Background: Neurogenic inflammation may participate in the development and progression of bronchial asthma. The molecular mechanisms underlying neurogenic inflammation are orchestrated by a large number of neuropeptides including tachykinins such as neurokinin A (NKA) and substance P. Tachykinins are secreted from sensory airway nerves and inflammatory cells after allergens exposure. In clinical practice, assessment of airway inflammation is difficult. Therefore, detection of biological markers of airway inflammation in sputum might offer help for proper monitoring of asthma severity.
Aim of the study: We aimed to measure sputum NKA in relation to acute asthma exacerbations of varying severity.
Methods: Sputum NKA was measured by enzyme-linked immunosorbent assay in 24 children and adolescents during and after acute asthma exacerbation and 24 healthy matched controls.

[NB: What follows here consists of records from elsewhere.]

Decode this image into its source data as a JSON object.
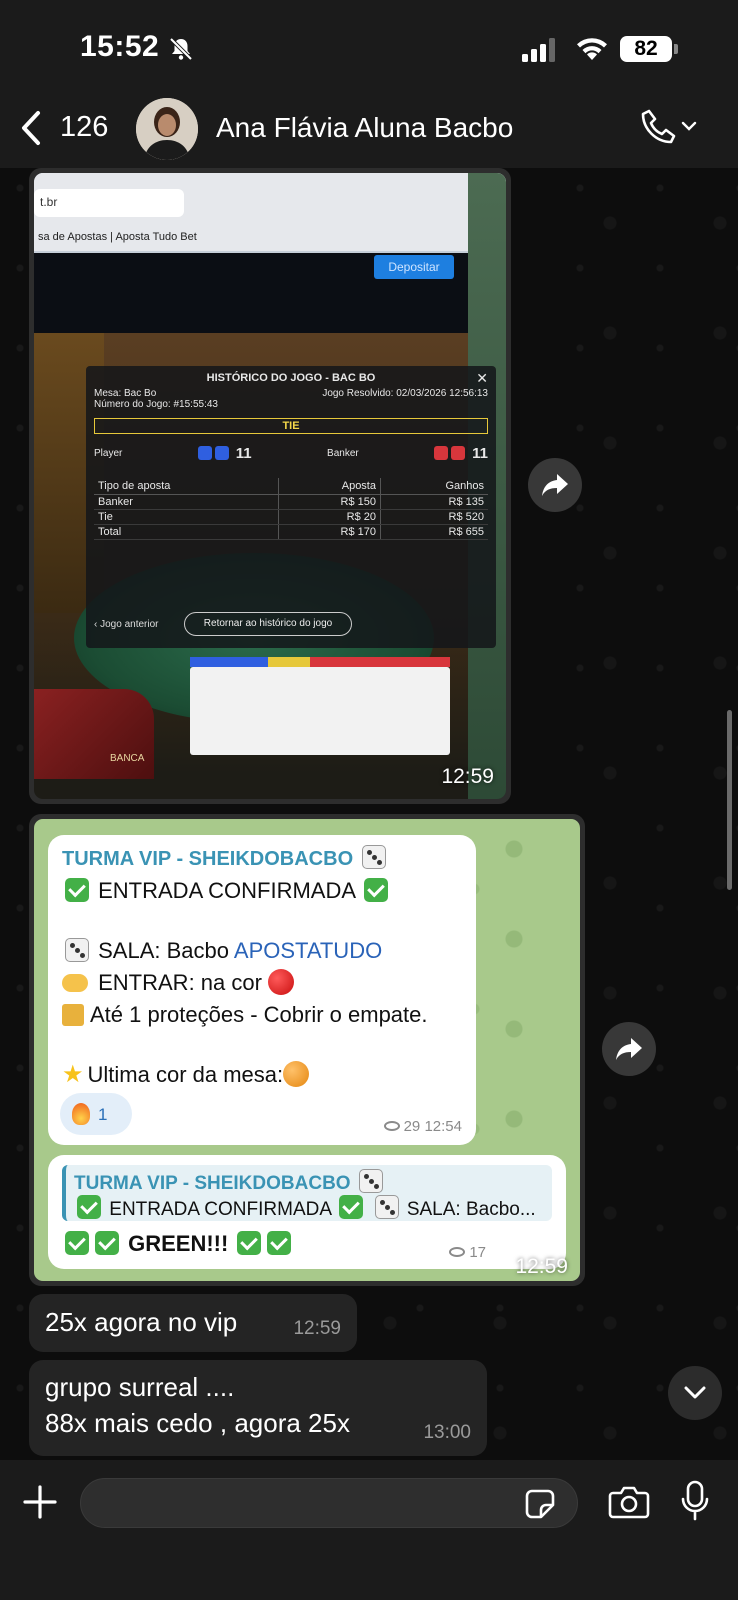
{
  "status_bar": {
    "time": "15:52",
    "battery": "82"
  },
  "header": {
    "back_count": "126",
    "contact_name": "Ana Flávia Aluna Bacbo"
  },
  "image_message": {
    "browser": {
      "url": "t.br",
      "site_title": "sa de Apostas | Aposta Tudo Bet",
      "deposit_button": "Depositar"
    },
    "history": {
      "title": "HISTÓRICO DO JOGO - BAC BO",
      "table_name": "Mesa: Bac Bo",
      "game_number": "Número do Jogo: #15:55:43",
      "resolved": "Jogo Resolvido: 02/03/2026 12:56:13",
      "result": "TIE",
      "player_label": "Player",
      "player_score": "11",
      "banker_label": "Banker",
      "banker_score": "11",
      "columns": [
        "Tipo de aposta",
        "Aposta",
        "Ganhos"
      ],
      "rows": [
        [
          "Banker",
          "R$ 150",
          "R$ 135"
        ],
        [
          "Tie",
          "R$ 20",
          "R$ 520"
        ],
        [
          "Total",
          "R$ 170",
          "R$ 655"
        ]
      ],
      "prev_game": "Jogo anterior",
      "return_button": "Retornar ao histórico do jogo",
      "banca_label": "BANCA"
    },
    "time": "12:59"
  },
  "forwarded_message": {
    "post": {
      "channel": "TURMA VIP - SHEIKDOBACBO",
      "line1": "ENTRADA CONFIRMADA",
      "line2_prefix": "SALA: Bacbo ",
      "line2_link": "APOSTATUDO",
      "line3": "ENTRAR: na cor",
      "line4": "Até 1 proteções - Cobrir o empate.",
      "line5": "Ultima cor da mesa:",
      "reaction_count": "1",
      "views": "29",
      "time": "12:54"
    },
    "reply": {
      "quote_channel": "TURMA VIP - SHEIKDOBACBO",
      "quote_text": "ENTRADA CONFIRMADA",
      "quote_suffix": "SALA: Bacbo...",
      "text": "GREEN!!!",
      "views": "17"
    },
    "time": "12:59"
  },
  "messages": [
    {
      "text": "25x agora no vip",
      "time": "12:59"
    },
    {
      "line1": "grupo surreal ....",
      "line2": "88x mais cedo , agora 25x",
      "time": "13:00"
    }
  ],
  "input": {
    "placeholder": "",
    "value": ""
  },
  "colors": {
    "bubble": "#242424",
    "header": "#1b1b1b",
    "tg_green_bg": "#a8c98b",
    "tg_accent": "#3a93b4",
    "deposit": "#1e7fe0"
  }
}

Results: Sputum NKA was significantly higher in asthmatic patients during acute exacerbation than controls [217.5 (284) vs 10 (7) ng/ml, P < 0.001]. When patients with acute asthma exacerbation were followed-up till remission, sputum NKA levels decreased significantly, but they remained significantly higher than controls. Sputum NKA levels were significantly higher in severe than moderate and in moderate than mild exacerbations, and was negatively correlated to peak expiratory flow rate (r = -0.9, P < 0.001). Sputum NKA had significant positive correlations to eosinophil counts in blood and sputum (r = 0.6, P < 0.001 and r = 0.7, P < 0.001 respectively).
Conclusions: Sputum NKA is up-regulated during acute asthma exacerbation and it positively correlates to its severity. Thus, NKA may aid in objective classification of the exacerbation severity. In addition, NKA may be a target for new asthma therapy.